The last few days, the screaming in the RV park has been relentless.  All day, there is screaming.  In the afternoons it seems to get louder and more strident.  We look up the hill and wonder where they are, but we can’t see them.  They’re baby eagles.  I have never heard such a racket!  I think that accounts for why there are so few rabbits in the area.  There is supposed to be an owl family in the area, as well.  The office is telling people with very small dogs to keep an eye on them.  Death from the skies and all…..

There is not much to report.  There is walk there is hike.  We did a new to us trail, the Central Peak on Squak Mountain.  Going up I was whining about feeling like I could not breathe.  Coming back down we realized how steep it was in places, so the breathlessness was somewhat justified.  Good thing we’re at sea level.


This week we washed the truck and the bus.  It was really dirty.  Jim washes, I squeegee.  We elected not to do the roof, so it didn’t take too long.


We felt bad about this.  The spider had built a web between the bus and the power panel.  I unhooked the strands attaching him to the ladder and he ran off.  It was an excellent well organized web.


The monster laurel is making berries.  They’re pretty.


This is Seafair Weekend. It’s Seattle’s festival of summer.  The pirates come ashore in July.  Because this is Seattle, there is frequently push back from some of the community on the presence of guns and swords.  It sets a bad example for the youth.  Thus far, the pirates have retained their (fake) weapons.  They come ashore at Alki Beach in West Seattle and hand out candy and stuff to the kids.  During the 10 years we lived there, not once did we go down to see it.  There is a torch light parade, and a marathon and other stuff takes place until the final weekend with the Blues.


The Blue Angels perform over Lake Washington.  The I90 bridge is closed for two hour practices for two days, and they do the show on Saturday and Sunday.  There is also hydro racing on the lake.  Back in the day, all three local channels would cover the event from early in the day, until the last heat was over.  No more.  There is a paltry three hour program on Sunday afternoon, but that’s it.  Attendance on the beach is down, as are the number of boats rafting up out on the lake.  It’s a dying tradition.  Old Seattle is being moved off the stage as new Seattle moves in.  So much of the city is changing, we could be anywhere.

Two pictures of the Blue Angels from the internet:

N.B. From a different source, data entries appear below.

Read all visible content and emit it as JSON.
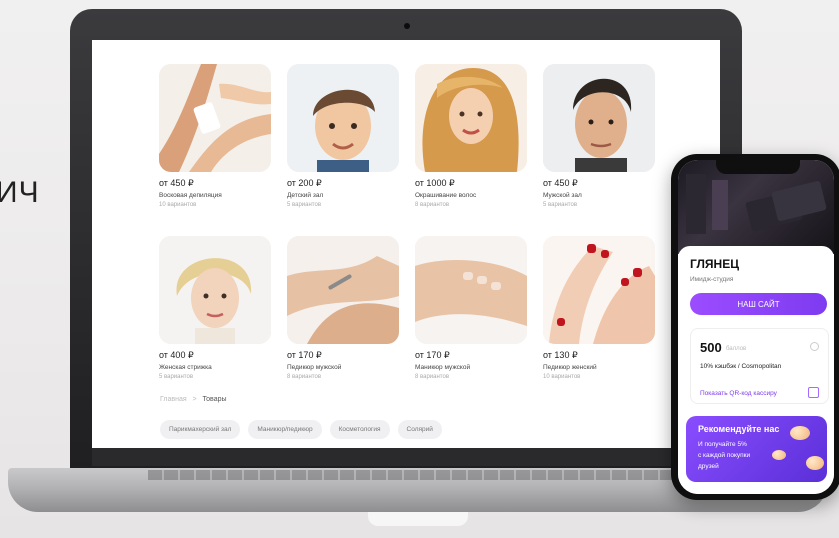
{
  "side_text": "ИЧ",
  "products": [
    {
      "price": "от 450 ₽",
      "name": "Восковая депиляция",
      "variants": "10 вариантов",
      "img": "waxing-photo"
    },
    {
      "price": "от 200 ₽",
      "name": "Детский зал",
      "variants": "5 вариантов",
      "img": "boy-haircut-photo"
    },
    {
      "price": "от 1000 ₽",
      "name": "Окрашивание волос",
      "variants": "8 вариантов",
      "img": "hair-coloring-photo"
    },
    {
      "price": "от 450 ₽",
      "name": "Мужской зал",
      "variants": "5 вариантов",
      "img": "mens-haircut-photo"
    },
    {
      "price": "от 400 ₽",
      "name": "Женская стрижка",
      "variants": "5 вариантов",
      "img": "womens-haircut-photo"
    },
    {
      "price": "от 170 ₽",
      "name": "Педикюр мужской",
      "variants": "8 вариантов",
      "img": "mens-pedicure-photo"
    },
    {
      "price": "от 170 ₽",
      "name": "Маникюр мужской",
      "variants": "8 вариантов",
      "img": "mens-manicure-photo"
    },
    {
      "price": "от 130 ₽",
      "name": "Педикюр женский",
      "variants": "10 вариантов",
      "img": "womens-pedicure-photo"
    }
  ],
  "breadcrumb": {
    "home": "Главная",
    "sep": ">",
    "current": "Товары"
  },
  "chips": [
    "Парикмахерский зал",
    "Маникюр/педикюр",
    "Косметология",
    "Солярий"
  ],
  "phone": {
    "brand": "ГЛЯНЕЦ",
    "subtitle": "Имидж-студия",
    "site_button": "НАШ САЙТ",
    "points": "500",
    "points_label": "баллов",
    "cashback": "10% кэшбэк / Cosmopolitan",
    "qr_link": "Показать QR-код кассиру",
    "refer_title": "Рекомендуйте нас",
    "refer_lines": [
      "И получайте 5%",
      "с каждой покупки",
      "друзей"
    ]
  },
  "colors": {
    "accent": "#8a4dff",
    "text": "#222222",
    "muted": "#aaaaaa"
  }
}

  1. Well..Son of a gun, you have surprised me...When I read the title I expected to hear complaints about the whole thing...Born in Seattle a million years ago, I can remember pulling our home made wooden hydros with strings when living on Meydenbauer Bay..(couldn't afford the taxes today)..
    I could go on, but Seattle has just gotten so foreign to me. I can only stand about three days when I come for a visit with my family.
    The Blue Angels..They are so much fun to see when parked in the middle of the race course. I used to take one group of friends out on one day of their performance; and then another the next day on my 1960 classic wood boat.
    It was also so much fun to visit in person. I worked for the Army Corps of Engineers and we set up the course. I had passes to anywhere I wanted to go.
    I remember taking a good friend of mine down one year and his young son...Leo loved it, his son was not impressed at all.
    I think they ruined it by charging admission and with the new hydros, quiet engines...
    It's hard to picture today but the hydros used to start on the other side of the bridge and have a running blast towards the start line. Those Allison/Merlin WW2 engines howling..not quite the same at all.
    Those were the days!!!

    1. Jim (husband) grew up in Bellevue. He and his friends also tied strings to wooden hydros and dragged them around the yard. In the mid-80's we would take the boat to Lake Washington for practices. We would stop the boat right under where the Blues would fly. I remember watching them and thinking if they messed up the close pass segment of the show, we'd be covered in burning jet fuel and airplane parts. That was so cool!

  2. I'd rather hear screaming baby eagles than neighbors screaming at each other. That was a beautiful web. Jim has to wipe down webs every other day to just barely keep up with them. Sometimes it's hard to see the old ways change.

  3. Hope you get to see those baby eagles.

    Funny you should mention having breathing problems on your hike. Jim just read this to me the other day (pages 16 and 17).